Build

Build is one of the essential points of information in underwriting that go into a rating. Generally, height and weight are calculated into a measure called BMI, which is body mass index. Most companies make build tables available to their agents and brokers to allow a general idea of whether or not there will be debits on a case. However, more things go into an assessment than just absolute measures, so companies may vary on how they perceive build information.

BMI has been studied over hundreds of thousands of lives by reinsurers who provide ranges for what is underweight, average weight and overweight. Normal weight is a BMI of between five percent and 95 percent for age and sex, so it covers quite a lot of ground. Obesity for rating purposes generally is between the 95th and 99th percentile, and severe obesity in the upper one percent of weight and BMI. Likewise, underweight is calculated as a BMI less than the fifth percentile for age and sex. Most people fall into this mid-range for which no rating and no increased cost assessment is made. One further consideration is for preferred classes, where companies will choose a more narrowed rate of “normal” to allow better than average pricing when build is optimal and closer to the mean.

Complications from each deviation from the norm are well known. Obesity predisposes to many conditions that are hazardous to overall health. They include coronary artery disease, hypertension, stroke and Type 2 diabetes. Lipid disorders such as high cholesterol and high triglycerides may follow from overweight. Certain cancers such as prostate cancer in men and breast, colon and endometrial cancer in women have a higher incidence in overweight individuals. Sleep apnea and increased risk while undergoing surgery are also considerations to be accounted for. Most people’s weight increases as activity decreases between ages 50 and 65 but normalizes into older age.

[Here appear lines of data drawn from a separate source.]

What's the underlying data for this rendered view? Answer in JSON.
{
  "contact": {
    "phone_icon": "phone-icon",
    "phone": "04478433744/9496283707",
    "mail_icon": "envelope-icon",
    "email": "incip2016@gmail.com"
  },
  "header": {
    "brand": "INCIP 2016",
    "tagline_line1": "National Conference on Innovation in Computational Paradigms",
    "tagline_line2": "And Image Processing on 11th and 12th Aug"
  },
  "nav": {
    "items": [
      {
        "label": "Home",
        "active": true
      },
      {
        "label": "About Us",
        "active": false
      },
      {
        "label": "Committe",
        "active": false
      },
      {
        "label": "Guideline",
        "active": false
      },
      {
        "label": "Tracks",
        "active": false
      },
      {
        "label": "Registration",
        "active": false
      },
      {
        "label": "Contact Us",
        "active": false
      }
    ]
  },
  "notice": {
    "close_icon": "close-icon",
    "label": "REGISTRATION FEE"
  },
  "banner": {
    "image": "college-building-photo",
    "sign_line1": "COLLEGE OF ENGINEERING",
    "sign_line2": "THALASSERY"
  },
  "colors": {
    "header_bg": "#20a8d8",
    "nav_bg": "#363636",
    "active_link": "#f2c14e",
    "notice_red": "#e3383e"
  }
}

Underweight likewise has complications which affect underwriting. Low BMI may be associated with underlying malignancy, intestinal problems and malabsorption of necessary nutrients, endocrine disorders, renal insufficiency and depression. In older persons, dementia and increased fracture risk from falls have to be considered. Alcohol abuse, arthritis and underlying connective tissue disease are often associated with underweight, as well as psychosocial diseases such as bulimia and anorexia.

Most build abnormalities that will require ratings are apparent during the submission of a case and present few surprises when they result in a rating other than as applied for. Overweight build tables are exceedingly generous, and generally one has to exceed a BMI of 35 before standard pricing is affected. It’s generally not a matter of wearing heavy clothing or being weighed after mealtime, although that can be a consideration in preferred pricing where weight cutoffs are strictly observed. There are a few more problems with evaluating underweight, which will be addressed shortly.

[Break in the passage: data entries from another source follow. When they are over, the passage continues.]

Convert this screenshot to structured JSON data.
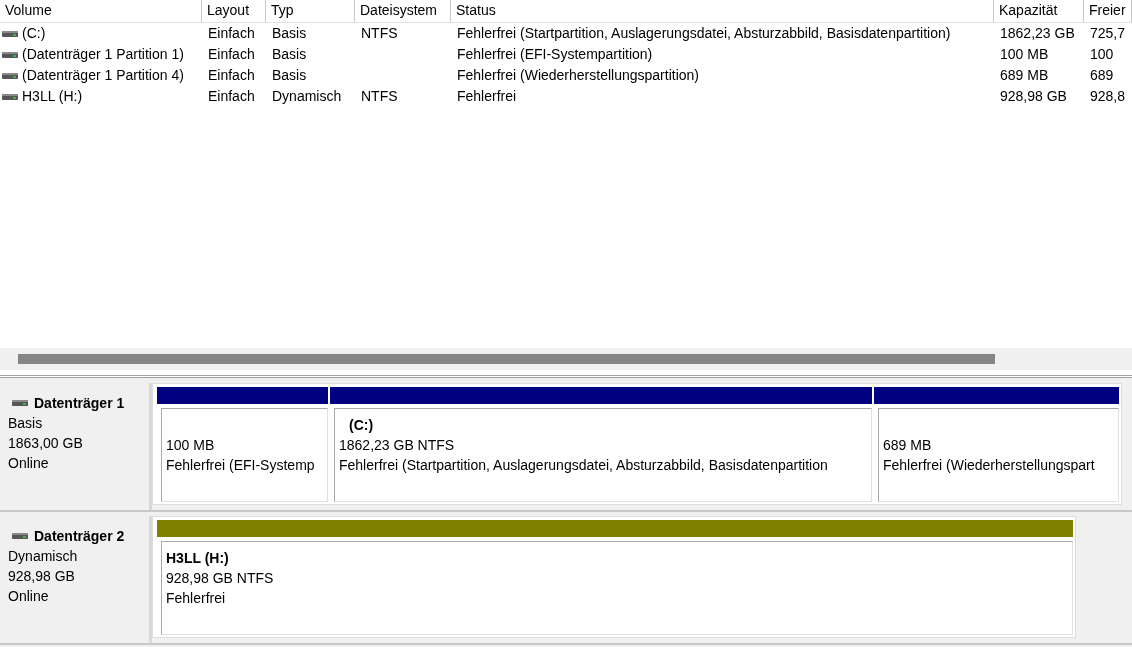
{
  "volume_table": {
    "columns": [
      "Volume",
      "Layout",
      "Typ",
      "Dateisystem",
      "Status",
      "Kapazität",
      "Freier"
    ],
    "rows": [
      {
        "cells": [
          "(C:)",
          "Einfach",
          "Basis",
          "NTFS",
          "Fehlerfrei (Startpartition, Auslagerungsdatei, Absturzabbild, Basisdatenpartition)",
          "1862,23 GB",
          "725,7"
        ]
      },
      {
        "cells": [
          "(Datenträger 1 Partition 1)",
          "Einfach",
          "Basis",
          "",
          "Fehlerfrei (EFI-Systempartition)",
          "100 MB",
          "100"
        ]
      },
      {
        "cells": [
          "(Datenträger 1 Partition 4)",
          "Einfach",
          "Basis",
          "",
          "Fehlerfrei (Wiederherstellungspartition)",
          "689 MB",
          "689"
        ]
      },
      {
        "cells": [
          "H3LL (H:)",
          "Einfach",
          "Dynamisch",
          "NTFS",
          "Fehlerfrei",
          "928,98 GB",
          "928,8"
        ]
      }
    ]
  },
  "disks": [
    {
      "name": "Datenträger 1",
      "type": "Basis",
      "size": "1863,00 GB",
      "state": "Online",
      "partitions": [
        {
          "size": "100 MB",
          "status": "Fehlerfrei (EFI-Systemp",
          "color": "#000080"
        },
        {
          "title": "(C:)",
          "size": "1862,23 GB NTFS",
          "status": "Fehlerfrei (Startpartition, Auslagerungsdatei, Absturzabbild, Basisdatenpartition",
          "color": "#000080"
        },
        {
          "size": "689 MB",
          "status": "Fehlerfrei (Wiederherstellungspart",
          "color": "#000080"
        }
      ]
    },
    {
      "name": "Datenträger 2",
      "type": "Dynamisch",
      "size": "928,98 GB",
      "state": "Online",
      "partitions": [
        {
          "title": "H3LL  (H:)",
          "size": "928,98 GB NTFS",
          "status": "Fehlerfrei",
          "color": "#808000"
        }
      ]
    }
  ]
}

Weight is assumed to be relatively stable over time, so underwriters pay attention to large swings in BMI over short periods of time. When there is a history of recent weight loss that is intentional, most underwriters will add a minimum of 50 percent of the weight lost to the current weight in considering a rating, since the weight loss sadly is often temporary. A loss of weight that is unexplained or more than five to 10 percent may be an indicator of malignancy, and the case may be postponed for investigation or explanation in these circumstances.

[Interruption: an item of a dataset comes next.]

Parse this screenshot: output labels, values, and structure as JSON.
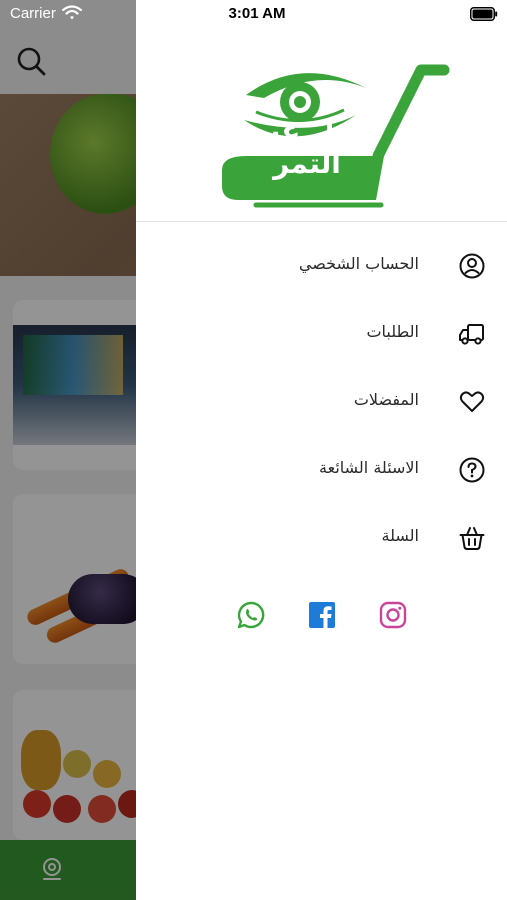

Build becomes more of a factor when there is concomitant disease associated with the case. For instance, overweight becomes a markedly additive risk factor when an applicant already has significant cardiac disease or vascular disease. Likewise, diabetes and cholesterol problems become more difficult to control as BMI rises. Conversely, those with chronic disease who are losing weight and having BMI drop must be checked carefully for underlying cancer or failure to thrive. In these cases individual BMI differences may take on added significance, even more than a simple chart might indicate.

Two other considerations to mention are ethnicity and younger applicants. Often, many ethnic groups not raised here in the United States have slighter builds that are completely normal for them yet end up on the rateable end for underweight on the build tables. Similarly younger individuals, particularly females, have thin builds that also might be worrisome at age 65 for example but that are completely within the normal range for age 25. This includes consideration for preferred classes as well. In these cases it is important to show that these are stable builds and that the individual is healthy and has no other coexisting diseases that might contribute to underweight status. It may be as obvious as pointing out there are no malabsorption questions, no underlying illness, and even that an underweight by build tables female has normal menstrual cycles and exercises regularly. Build tables can’t take into consideration every instance, so showing that different people have different “normals” can result in the best underwriting classification.

Robert Goldstone, MD, FACE, FLMI, board certified internist and endocrinologist, was most recently vice president and chief medical officer for Pacific Life and Pacific Life and An­nu­ity. He has extensive brokerage and life insurance experience, having been medical director at both MetLife Brokerage and Transamerica Occidental Life.

Goldstone is board certified in insurance medicine and the inaugural recipient of the W. John Elder Award for Insurance Medicine Journalism Excellence. He was also honored as a fellow of the prestigious American College of Endo­­­crinology and has written monthly for Broker World since 1991.

Goldstone does consulting full or part-time as well as on a fill-in basis for companies who need a medical director/physician. He can be reached by ­telephone at 949-943-2310. Emaill: drbobgoldstone@yahoo.com.